by Chuck Wendig releases tomorrow, April 24, 2012.
Cover Copy: Miriam Black knows when you will die.
She’s foreseen hundreds of car crashes, heart attacks, strokes, and suicides.
But when Miriam hitches a ride with Louis Darling and shakes his hand, she sees that in thirty days Louis will be murdered while he calls her name. Louis will die because he met her, and she will be the next victim.
No matter what she does she can’t save Louis. But if she wants to stay alive, she’ll have to try.
My Thoughts: BLACKBIRDS is the story of Miriam, a young woman with the ability to see how a person dies, simply by touching him/her. A problem arises when she touches a man, sees his death, and just before he dies, he says her name. Somehow she is directly connected with his death. Somehow she will be there when he dies by gruesome torture.
It’s a fabulous premise, even if the concept of seeing someone’s death isn’t new. Miriam’s life is further complicated when she meets a man with a mysterious suitcase and he wants to use her ability profit from people’s deaths.
Miriam is a greatly flawed character. She smokes, she drinks, she curses like a sailor. But she’s strong, she can hold her own in a fight, and she’s savvy and resourceful. Miriam does not have a good relationship with her ability to see death. It causes her shame, and as a result, she acts out against that shame. She looks down herself as much, if not more than, others look down on her.
She’s actually a well-developed character, but I did have a few problems with her. At times she didn’t seem quite feminine enough. Her emotional reactions felt off. At times she seemed older than the age we are given of merely 21. Being wise beyond her years works with her street-smarts, but it kind of falls apart against the strict, sheltered, religious up-bringing we are told she had. She seems to have acquired more years of street-smarts than possible. Then there is the problem of Miriam not explaining the situation to the guy whose death she will be at. It’s that problem of hinging the plot on a matter that could be solved with a simple conversation. This is especially noticable because Miriam’s story is interwoven with a tell-all interview that happens after the fact. So how is it she can tell it all to the interviewer but not to the guy who is going to bite it? But it was the lack of feminine moments that detracted from the story for me. There were times when I felt Miriam could be switched for a guy quite easily (maybe not so easily for the sex scenes.) Your view of Miriam might be quite different.

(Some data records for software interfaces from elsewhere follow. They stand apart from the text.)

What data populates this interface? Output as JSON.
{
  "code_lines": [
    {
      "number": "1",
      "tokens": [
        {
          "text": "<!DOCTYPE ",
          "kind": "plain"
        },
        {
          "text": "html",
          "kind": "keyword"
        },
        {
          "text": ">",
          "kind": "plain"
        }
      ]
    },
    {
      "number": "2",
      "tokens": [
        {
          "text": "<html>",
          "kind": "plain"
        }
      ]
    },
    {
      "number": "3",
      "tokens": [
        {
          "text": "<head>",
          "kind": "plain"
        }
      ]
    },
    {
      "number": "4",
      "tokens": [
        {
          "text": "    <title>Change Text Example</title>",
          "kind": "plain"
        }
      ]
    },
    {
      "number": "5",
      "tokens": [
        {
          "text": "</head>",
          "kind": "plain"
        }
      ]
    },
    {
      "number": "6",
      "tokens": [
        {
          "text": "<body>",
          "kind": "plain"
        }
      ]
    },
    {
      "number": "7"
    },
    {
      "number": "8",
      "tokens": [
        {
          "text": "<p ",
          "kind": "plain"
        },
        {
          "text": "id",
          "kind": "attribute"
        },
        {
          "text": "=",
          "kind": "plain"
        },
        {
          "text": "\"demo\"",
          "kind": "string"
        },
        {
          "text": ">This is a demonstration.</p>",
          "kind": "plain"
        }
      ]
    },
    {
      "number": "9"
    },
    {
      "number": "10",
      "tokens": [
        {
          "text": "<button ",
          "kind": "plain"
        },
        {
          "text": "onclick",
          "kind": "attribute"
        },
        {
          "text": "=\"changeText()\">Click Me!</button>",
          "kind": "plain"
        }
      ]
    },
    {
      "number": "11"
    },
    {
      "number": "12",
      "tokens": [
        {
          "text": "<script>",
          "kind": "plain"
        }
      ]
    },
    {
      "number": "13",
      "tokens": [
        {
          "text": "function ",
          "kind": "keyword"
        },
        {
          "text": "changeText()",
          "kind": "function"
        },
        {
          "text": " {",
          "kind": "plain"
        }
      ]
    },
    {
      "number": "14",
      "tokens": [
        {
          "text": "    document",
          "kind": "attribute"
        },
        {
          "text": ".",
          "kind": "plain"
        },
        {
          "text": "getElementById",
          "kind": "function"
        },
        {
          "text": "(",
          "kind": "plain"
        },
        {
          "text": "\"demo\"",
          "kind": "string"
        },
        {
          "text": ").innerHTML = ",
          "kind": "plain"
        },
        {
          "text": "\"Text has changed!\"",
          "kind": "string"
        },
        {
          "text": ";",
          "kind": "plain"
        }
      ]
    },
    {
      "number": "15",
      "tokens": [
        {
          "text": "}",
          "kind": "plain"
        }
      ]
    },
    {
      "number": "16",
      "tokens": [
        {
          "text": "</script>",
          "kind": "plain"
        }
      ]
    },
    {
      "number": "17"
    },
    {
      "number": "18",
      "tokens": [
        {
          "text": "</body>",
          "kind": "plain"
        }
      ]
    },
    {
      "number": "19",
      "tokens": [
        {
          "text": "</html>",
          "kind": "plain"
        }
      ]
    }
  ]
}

BLACKBIRDS is easily on the dark end of the urban fantasy spectrum. It’s gritty, graphically violent, pulp fiction, and yet terribly compelling. If Quinten Tarrantino wrote fiction, this would be his genre. Fans of Richard Kadrey will love Chuck Wendig. The pair seem to have tapped into a whole subgenre of gritty, fantasy pulp fiction.
What I love about the cover is of course, the image of the woman disintegrating into blackbirds. It’s so fitting. I think the image could have done without all the little piece of Miriam’s visions: the hand, the highway sign, the lighthouse, etc. They distract and detract from the more compelling visual of the disintegration.
Series: Miriam Black #1
Publisher: Angry Robot